While the terms “tokens” and “cryptocurrencies” are often used interchangeably, there are important distinctions that go beyond semantics.
These distinctions lie at the heart of the technical, economic, and human understanding aspects of these digital assets.
Cryptocurrencies like Bitcoin and Ethereum operate on their own independent blockchains. These blockchains are decentralized ledgers that record all transactions made with the respective cryptocurrency. The technical foundation often lies in the consensus mechanism, such as Proof of Work (PoW) or Proof of Stake (PoS), which ensures the security and immutability of the blockchain.
Tokens, on the other hand, are typically built on existing blockchain platforms like Ethereum, Binance Smart Chain, or Solana. They are created using smart contracts, which are self-executing contracts with the terms of the agreement between buyer and seller written directly in code. Tokens can represent a wide range of assets, from digital collectibles to real-world assets.
Cryptocurrencies primarily serve as a medium of exchange, store of value, and sometimes even a unit of account. For example, Bitcoin can be used to purchase goods and services, store value like digital gold, and some merchants even price their goods in Bitcoin.
Tokens can have various economic functions depending on their use case. Some tokens are utility tokens, granting access to specific services or products within a blockchain ecosystem. Others, known as security tokens, represent ownership of real-world assets and are often subject to securities regulations. Non-fungible tokens (NFTs) represent ownership of unique digital assets and are typically used for collectibles, digital art, or in-game items.
For the average person, cryptocurrencies like Bitcoin are relatively easy to understand as digital currencies. They can be used for transactions and investments, and their value is often compared to traditional fiat currencies.
Tokens introduce complexity due to their diverse use cases. Understanding the purpose of a specific token, whether it’s a utility token granting access to a decentralized application (DApp) or a security token representing ownership of a real-world asset, may require a deeper level of understanding. NFTs, in particular, require a mindset shift to grasp the concept of owning a digitally rare unique item.
Cryptocurrencies like Bitcoin and Litecoin are generally characterized by their decentralized nature and minimal governance. Decisions regarding the evolution of these networks are often made through consensus within the developer and miner communities. Protocol upgrades typically undergo a rigorous proposal and voting process, promoting decentralization and censorship resistance.
Tokens, especially those issued as part of blockchain projects, can have more complex governance mechanisms. Some tokens allow holders to actively participate in decision-making for network upgrades or protocol changes. These decentralized governance systems (DeFi) are often based on governance tokens that enable holders to vote on change proposals. However, this can also lead to disagreements within the community and sometimes controversial decisions.

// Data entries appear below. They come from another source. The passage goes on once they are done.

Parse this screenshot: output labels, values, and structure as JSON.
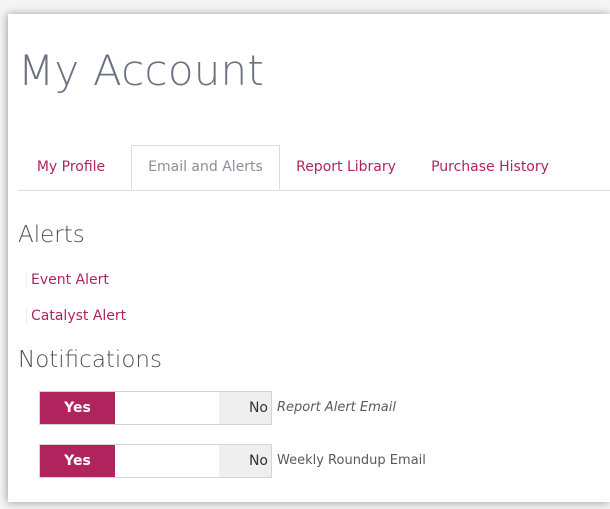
{
  "page": {
    "title": "My Account"
  },
  "tabs": [
    {
      "label": "My Profile",
      "active": false
    },
    {
      "label": "Email and Alerts",
      "active": true
    },
    {
      "label": "Report Library",
      "active": false
    },
    {
      "label": "Purchase History",
      "active": false
    }
  ],
  "alerts": {
    "heading": "Alerts",
    "items": [
      {
        "label": "Event Alert"
      },
      {
        "label": "Catalyst Alert"
      }
    ]
  },
  "notifications": {
    "heading": "Notifications",
    "items": [
      {
        "yes_label": "Yes",
        "no_label": "No",
        "label": "Report Alert Email",
        "value": "Yes"
      },
      {
        "yes_label": "Yes",
        "no_label": "No",
        "label": "Weekly Roundup Email",
        "value": "Yes"
      }
    ]
  },
  "colors": {
    "accent": "#b0245e",
    "title": "#6a7180",
    "inactive_tab_text": "#8a8f98",
    "toggle_off_bg": "#efefef"
  }
}
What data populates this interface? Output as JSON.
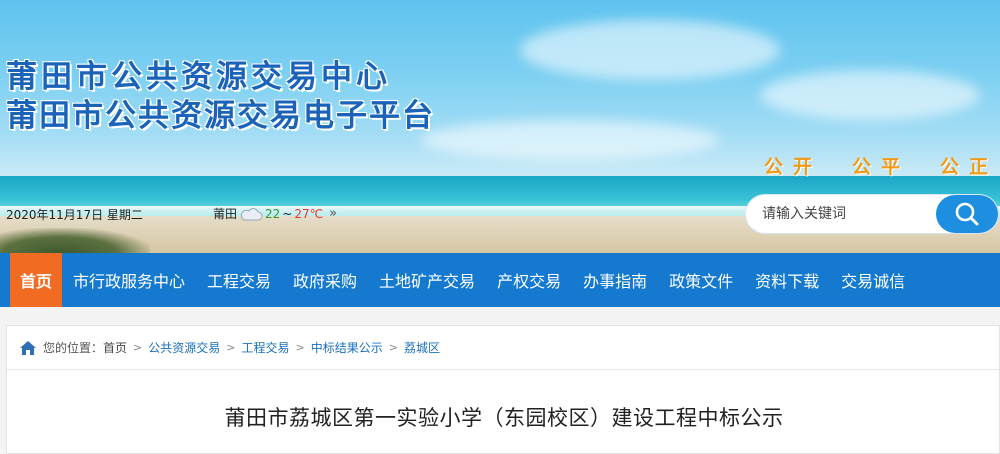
{
  "header": {
    "title_line1": "莆田市公共资源交易中心",
    "title_line2": "莆田市公共资源交易电子平台",
    "slogans": [
      "公开",
      "公平",
      "公正"
    ],
    "date": "2020年11月17日 星期二",
    "weather": {
      "city": "莆田",
      "icon": "cloudy-icon",
      "temp_low": "22",
      "temp_sep": "~",
      "temp_high": "27℃",
      "more": "»"
    },
    "search": {
      "placeholder": "请输入关键词",
      "icon": "search-icon"
    }
  },
  "nav": {
    "items": [
      {
        "label": "首页",
        "active": true
      },
      {
        "label": "市行政服务中心"
      },
      {
        "label": "工程交易"
      },
      {
        "label": "政府采购"
      },
      {
        "label": "土地矿产交易"
      },
      {
        "label": "产权交易"
      },
      {
        "label": "办事指南"
      },
      {
        "label": "政策文件"
      },
      {
        "label": "资料下载"
      },
      {
        "label": "交易诚信"
      }
    ]
  },
  "breadcrumb": {
    "icon": "home-icon",
    "prefix": "您的位置：",
    "items": [
      "首页",
      "公共资源交易",
      "工程交易",
      "中标结果公示",
      "荔城区"
    ],
    "separator": ">"
  },
  "article": {
    "title": "莆田市荔城区第一实验小学（东园校区）建设工程中标公示"
  },
  "colors": {
    "nav_bg": "#1479cf",
    "nav_active": "#f26b22",
    "title_blue": "#1a63b8",
    "slogan_orange": "#f39a14",
    "search_button": "#1e8ee0"
  }
}
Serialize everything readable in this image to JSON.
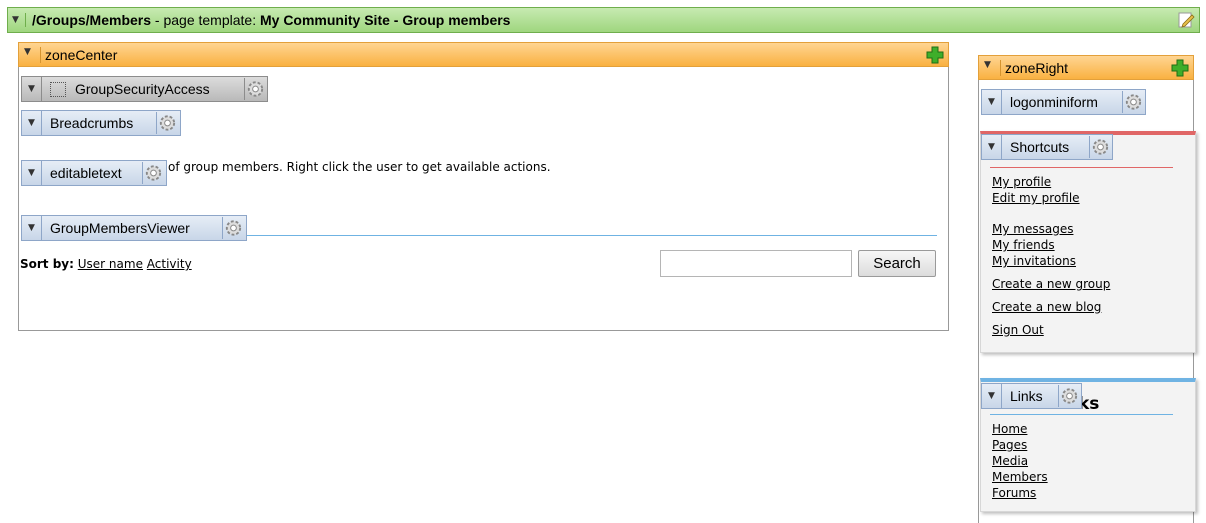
{
  "page_template": {
    "path": "/Groups/Members",
    "separator": " - page template: ",
    "template_name": "My Community Site - Group members"
  },
  "zone_center": {
    "label": "zoneCenter",
    "webparts": {
      "security": "GroupSecurityAccess",
      "breadcrumbs": "Breadcrumbs",
      "editabletext": "editabletext",
      "members_viewer": "GroupMembersViewer"
    },
    "description_text": "of group members. Right click the user to get available actions.",
    "sort_label": "Sort by:",
    "sort_options": [
      "User name",
      "Activity"
    ],
    "search": {
      "value": "",
      "button": "Search"
    }
  },
  "zone_right": {
    "label": "zoneRight",
    "webparts": {
      "logon": "logonminiform",
      "shortcuts": "Shortcuts",
      "links": "Links"
    },
    "shortcuts_links": [
      "My profile",
      "Edit my profile",
      "My messages",
      "My friends",
      "My invitations",
      "Create a new group",
      "Create a new blog",
      "Sign Out"
    ],
    "links_partial_heading": "ks",
    "links_items": [
      "Home",
      "Pages",
      "Media",
      "Members",
      "Forums"
    ]
  },
  "colors": {
    "page_bar": "#9fd67f",
    "zone_header": "#f9b141",
    "webpart_header": "#c8d6e8",
    "shortcuts_accent": "#e06666",
    "links_accent": "#6fb3e3"
  },
  "icons": [
    "edit-page-icon",
    "add-webpart-icon",
    "gear-icon",
    "collapse-arrow-icon"
  ]
}
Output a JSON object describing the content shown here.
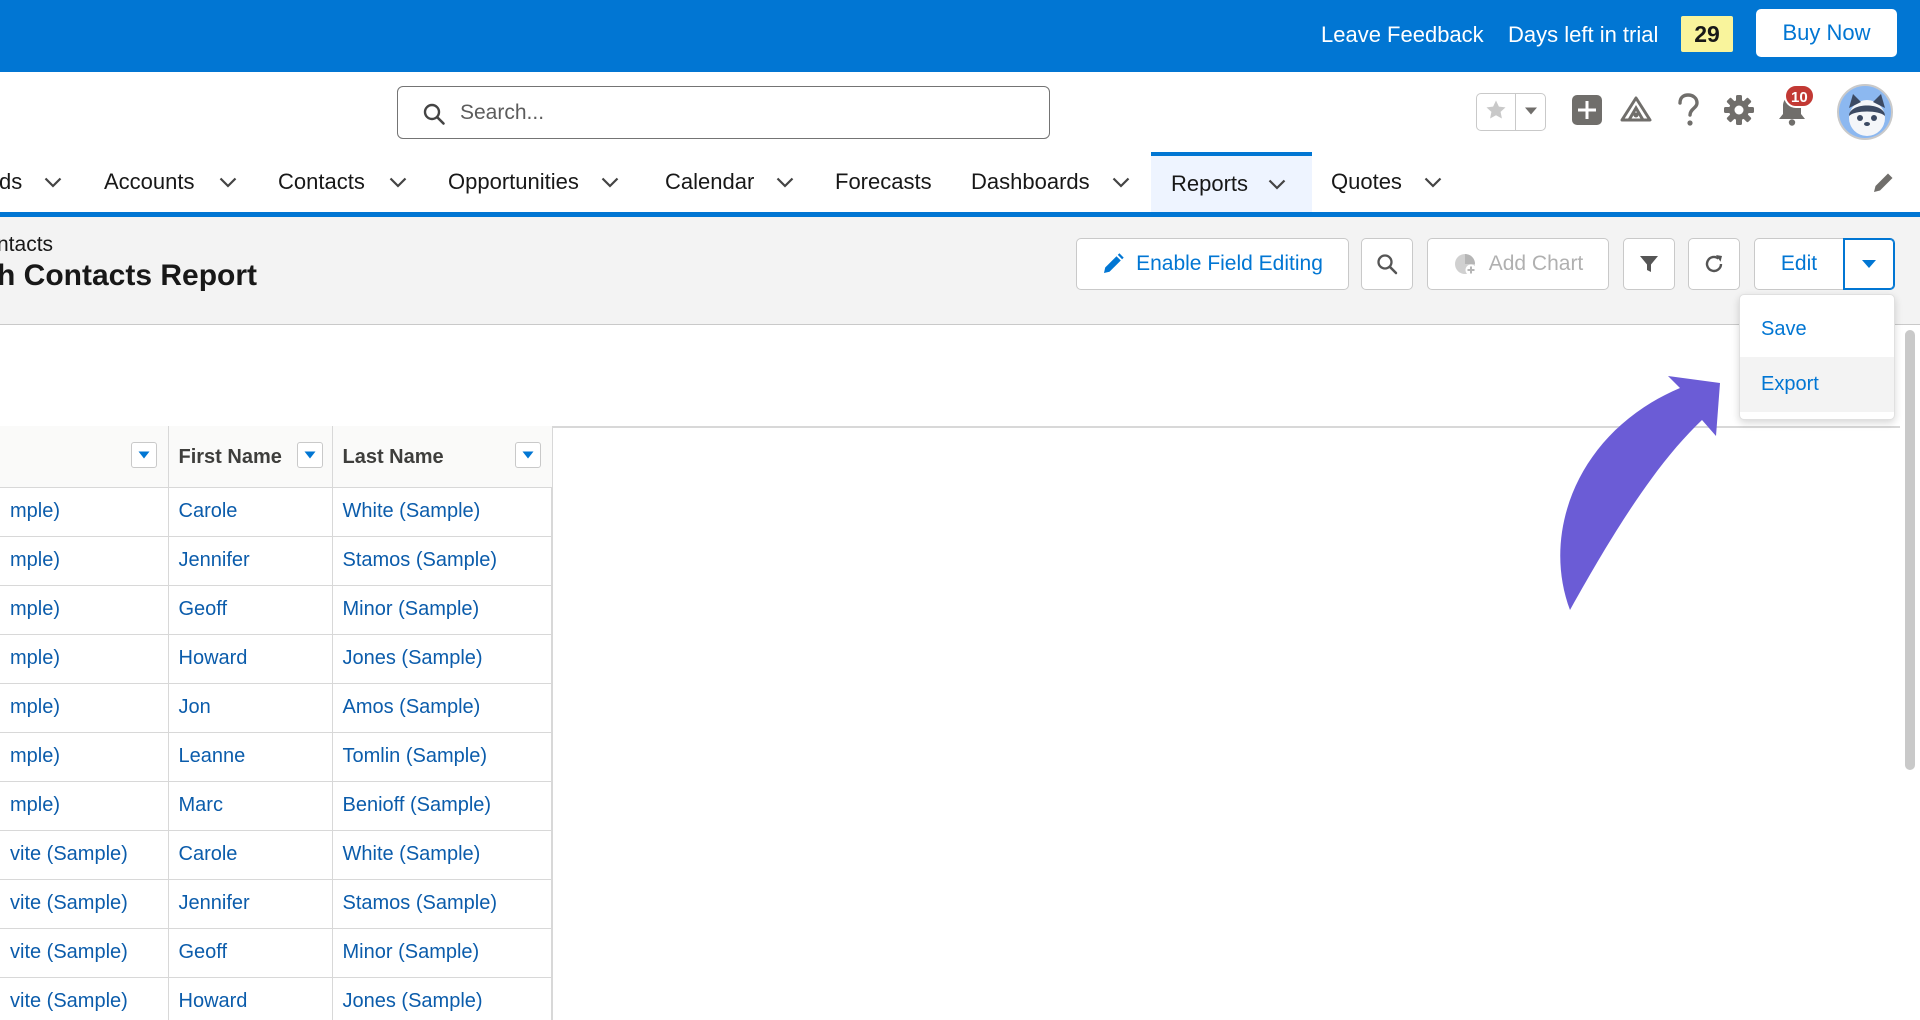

The regulatory status of cryptocurrencies varies worldwide. Some countries have embraced cryptocurrencies as legal forms of payment, while others have imposed restrictions or bans. Regulatory approaches continue to evolve.
Tokens are subject to even more diverse regulations, as they can represent a wide range of assets and rights. Utility tokens are not always classified as securities, while security tokens are often subject to strict securities laws. NFTs have sparked discussions on intellectual property rights and copyright laws.
In conclusion, while cryptocurrencies and tokens share a common foundation in blockchain technology, they play different roles in the digital economy. Cryptocurrencies primarily function as digital currencies, while tokens have a broader range of use cases. Understanding these distinctions is essential for individuals and regulators navigating the complex landscape of digital assets. As blockchain technology continues to evolve, the roles and definitions of cryptocurrencies and tokens will also evolve in our digital world.